Researchers say the fossils were made by an animal that existed more than 500 million years ago, before the Cambrian Period. The animal was soft and watery, and it may have looked something like a slug or jellyfish.
Scientists believe they have confirmed that some strange looking fossils were made by an animal, according to a paper released Thursday by the journal Science.
First discovered in 1947, the fossils date back more than 500 million years. They are oval in shape with internal lines, and look somewhat like a leaf imprint densely packed with veins.
Such fossils have been found in Russia and Australia and vary in size, with some as small as a fingernail and others measuring 1.22 meters long.

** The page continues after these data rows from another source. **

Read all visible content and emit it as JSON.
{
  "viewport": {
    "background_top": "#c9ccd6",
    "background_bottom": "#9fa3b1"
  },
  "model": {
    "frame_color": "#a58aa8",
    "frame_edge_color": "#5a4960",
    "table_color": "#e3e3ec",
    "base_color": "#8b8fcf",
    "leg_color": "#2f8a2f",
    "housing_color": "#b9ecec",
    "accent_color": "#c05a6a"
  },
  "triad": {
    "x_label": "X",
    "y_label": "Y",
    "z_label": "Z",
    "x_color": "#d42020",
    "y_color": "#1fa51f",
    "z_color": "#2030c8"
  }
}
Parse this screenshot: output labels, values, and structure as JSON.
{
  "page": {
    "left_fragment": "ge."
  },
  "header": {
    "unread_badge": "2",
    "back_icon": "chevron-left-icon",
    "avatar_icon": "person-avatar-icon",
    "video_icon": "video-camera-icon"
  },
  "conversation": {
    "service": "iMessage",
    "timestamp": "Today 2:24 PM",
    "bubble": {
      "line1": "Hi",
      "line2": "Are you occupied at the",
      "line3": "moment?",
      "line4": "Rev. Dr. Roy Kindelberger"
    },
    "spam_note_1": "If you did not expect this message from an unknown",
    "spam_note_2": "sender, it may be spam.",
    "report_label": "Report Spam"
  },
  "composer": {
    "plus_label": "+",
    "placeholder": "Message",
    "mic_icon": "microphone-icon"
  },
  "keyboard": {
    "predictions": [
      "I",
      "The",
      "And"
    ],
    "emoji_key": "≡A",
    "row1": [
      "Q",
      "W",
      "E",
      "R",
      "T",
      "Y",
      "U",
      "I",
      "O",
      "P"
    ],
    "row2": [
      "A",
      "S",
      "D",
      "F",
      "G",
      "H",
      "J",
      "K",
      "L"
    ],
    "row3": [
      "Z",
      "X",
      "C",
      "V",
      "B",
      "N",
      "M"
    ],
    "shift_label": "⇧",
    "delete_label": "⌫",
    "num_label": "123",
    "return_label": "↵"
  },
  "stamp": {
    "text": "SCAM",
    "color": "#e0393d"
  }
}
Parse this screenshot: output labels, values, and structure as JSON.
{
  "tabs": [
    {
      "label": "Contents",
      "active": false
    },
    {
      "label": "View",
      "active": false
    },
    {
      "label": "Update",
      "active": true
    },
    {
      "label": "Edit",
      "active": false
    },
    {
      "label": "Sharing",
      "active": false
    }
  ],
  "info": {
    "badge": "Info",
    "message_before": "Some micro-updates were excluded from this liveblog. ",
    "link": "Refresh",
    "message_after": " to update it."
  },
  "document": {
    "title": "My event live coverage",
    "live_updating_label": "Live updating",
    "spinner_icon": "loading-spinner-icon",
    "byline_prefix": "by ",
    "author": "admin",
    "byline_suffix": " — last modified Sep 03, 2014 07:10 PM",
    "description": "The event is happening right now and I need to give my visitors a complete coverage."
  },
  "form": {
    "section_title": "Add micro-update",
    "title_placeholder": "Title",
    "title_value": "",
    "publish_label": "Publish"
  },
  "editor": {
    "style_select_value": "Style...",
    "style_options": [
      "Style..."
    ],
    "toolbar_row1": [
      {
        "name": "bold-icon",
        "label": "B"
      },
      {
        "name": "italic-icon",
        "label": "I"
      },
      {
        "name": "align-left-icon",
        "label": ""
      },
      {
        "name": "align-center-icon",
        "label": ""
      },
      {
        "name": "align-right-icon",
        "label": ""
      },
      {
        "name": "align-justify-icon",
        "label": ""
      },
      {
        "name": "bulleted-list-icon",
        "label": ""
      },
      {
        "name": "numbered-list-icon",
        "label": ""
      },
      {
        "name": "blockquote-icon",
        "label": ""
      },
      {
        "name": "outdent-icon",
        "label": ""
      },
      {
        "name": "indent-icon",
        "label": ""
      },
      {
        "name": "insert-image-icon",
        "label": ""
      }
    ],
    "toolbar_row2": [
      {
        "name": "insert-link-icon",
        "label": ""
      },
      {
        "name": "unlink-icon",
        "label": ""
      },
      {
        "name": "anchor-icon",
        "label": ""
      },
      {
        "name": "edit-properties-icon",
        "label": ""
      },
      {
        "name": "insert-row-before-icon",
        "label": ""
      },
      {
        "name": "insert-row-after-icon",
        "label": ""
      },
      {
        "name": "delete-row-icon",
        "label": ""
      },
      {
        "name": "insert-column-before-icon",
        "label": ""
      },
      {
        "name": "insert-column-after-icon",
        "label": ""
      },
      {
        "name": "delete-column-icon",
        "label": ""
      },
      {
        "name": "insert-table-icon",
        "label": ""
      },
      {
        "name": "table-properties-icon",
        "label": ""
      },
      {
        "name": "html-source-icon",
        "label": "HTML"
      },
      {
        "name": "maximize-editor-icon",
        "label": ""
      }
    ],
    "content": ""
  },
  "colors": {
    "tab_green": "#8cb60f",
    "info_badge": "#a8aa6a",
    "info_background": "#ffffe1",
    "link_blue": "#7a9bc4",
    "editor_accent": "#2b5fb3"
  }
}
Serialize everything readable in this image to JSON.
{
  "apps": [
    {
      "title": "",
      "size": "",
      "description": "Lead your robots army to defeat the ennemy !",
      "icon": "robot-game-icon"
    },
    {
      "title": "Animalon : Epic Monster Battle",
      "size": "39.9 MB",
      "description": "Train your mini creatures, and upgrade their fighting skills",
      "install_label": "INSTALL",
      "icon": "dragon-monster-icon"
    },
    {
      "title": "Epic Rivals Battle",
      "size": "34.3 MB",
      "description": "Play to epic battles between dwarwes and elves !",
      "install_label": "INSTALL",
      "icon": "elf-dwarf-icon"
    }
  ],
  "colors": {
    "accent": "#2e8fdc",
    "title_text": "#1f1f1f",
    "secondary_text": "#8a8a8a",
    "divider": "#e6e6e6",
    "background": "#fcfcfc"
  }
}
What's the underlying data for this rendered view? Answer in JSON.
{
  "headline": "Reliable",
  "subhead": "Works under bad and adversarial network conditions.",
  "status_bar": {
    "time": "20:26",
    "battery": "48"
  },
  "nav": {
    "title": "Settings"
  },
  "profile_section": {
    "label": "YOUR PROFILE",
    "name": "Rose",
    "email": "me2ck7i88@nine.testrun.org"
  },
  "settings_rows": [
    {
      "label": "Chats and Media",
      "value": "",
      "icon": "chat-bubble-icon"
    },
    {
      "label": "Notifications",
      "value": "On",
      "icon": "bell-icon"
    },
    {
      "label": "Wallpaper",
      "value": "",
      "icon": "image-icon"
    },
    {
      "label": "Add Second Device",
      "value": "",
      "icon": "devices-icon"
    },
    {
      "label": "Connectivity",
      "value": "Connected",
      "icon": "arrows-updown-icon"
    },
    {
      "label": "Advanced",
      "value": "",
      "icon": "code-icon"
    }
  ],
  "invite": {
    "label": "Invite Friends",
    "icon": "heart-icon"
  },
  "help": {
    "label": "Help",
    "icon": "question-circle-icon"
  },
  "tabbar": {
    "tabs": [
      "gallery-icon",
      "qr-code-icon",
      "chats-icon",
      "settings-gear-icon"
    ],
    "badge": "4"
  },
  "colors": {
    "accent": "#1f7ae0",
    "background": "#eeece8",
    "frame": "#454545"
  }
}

They have been a source of debate among scientists for decades but, after analyzing the contents of a fossil found off cliffs near the White Sea in northwestern Russia, researchers discovered molecules of cholesterol, a type of fat.
The discovery of the fat confirms that the creature, dubbed "Dickinsonia," is the Earth's earliest known animal, according to the paper.
'The Holy Grail of paleontology'
"Scientists have been fighting for more than 75 years" over the nature of these "bizarre fossils," said associate professor Jochen Brocks from the Australian National University Research School of Earth Sciences.
"The fossil fat now confirms Dickinsonia as the oldest known animal fossil, solving a decades-old mystery that has been the Holy Grail of paleontology."
The creature was part of the Ediacara Biota that lived on Earth during a time when bacteria dominated, between 542-635 million years ago.
The Ediacaran Period came about 20 million years before modern animal life — a period known as the Cambrian explosion.
But scientists are still unsure what Dickinsonia actually looked like.
"We have no clue," Brocks told news agency AP. "We do know it was soft and flexible … Maybe like a slug, but less watery than a jellyfish," he added.
Previous research had also pointed in the direction of the fossils having being made by an animal.
In September 2017, British researchers said they were certain it was an animal, based on a study of multiple fossils. In 2015, another team of researchers concluded that it was a relatively advanced type of animal because of the way its body grew differently than plants or mushrooms.
law/rc (AFP, AP)